Work instructions
Report, in full, each line of the material below in which the string "label" occurs.
┄┄┄┄┄┄┄┄┄┄
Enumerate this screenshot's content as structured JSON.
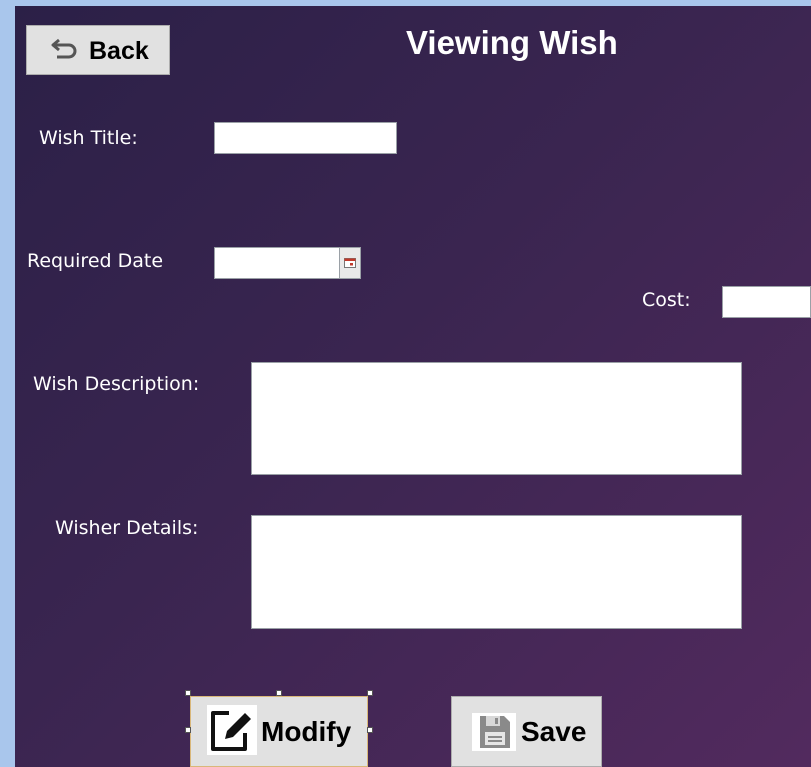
{
  "header": {
    "title": "Viewing Wish"
  },
  "back_button": {
    "label": "Back",
    "icon": "undo-arrow-icon"
  },
  "fields": {
    "wish_title": {
      "label": "Wish Title:",
      "value": ""
    },
    "required_date": {
      "label": "Required Date",
      "value": "",
      "icon": "calendar-icon"
    },
    "cost": {
      "label": "Cost:",
      "value": ""
    },
    "wish_description": {
      "label": "Wish Description:",
      "value": ""
    },
    "wisher_details": {
      "label": "Wisher Details:",
      "value": ""
    }
  },
  "actions": {
    "modify": {
      "label": "Modify",
      "icon": "edit-icon"
    },
    "save": {
      "label": "Save",
      "icon": "floppy-disk-icon"
    }
  },
  "colors": {
    "background_start": "#2b2047",
    "background_end": "#522a5e",
    "desktop": "#a9c6ec",
    "button_face": "#e1e1e1"
  }
}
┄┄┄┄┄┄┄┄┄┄
Answer to this exercise
    "label": "Back",
      "label": "Wish Title:",
      "label": "Required Date",
      "label": "Cost:",
      "label": "Wish Description:",
      "label": "Wisher Details:",
      "label": "Modify",
      "label": "Save",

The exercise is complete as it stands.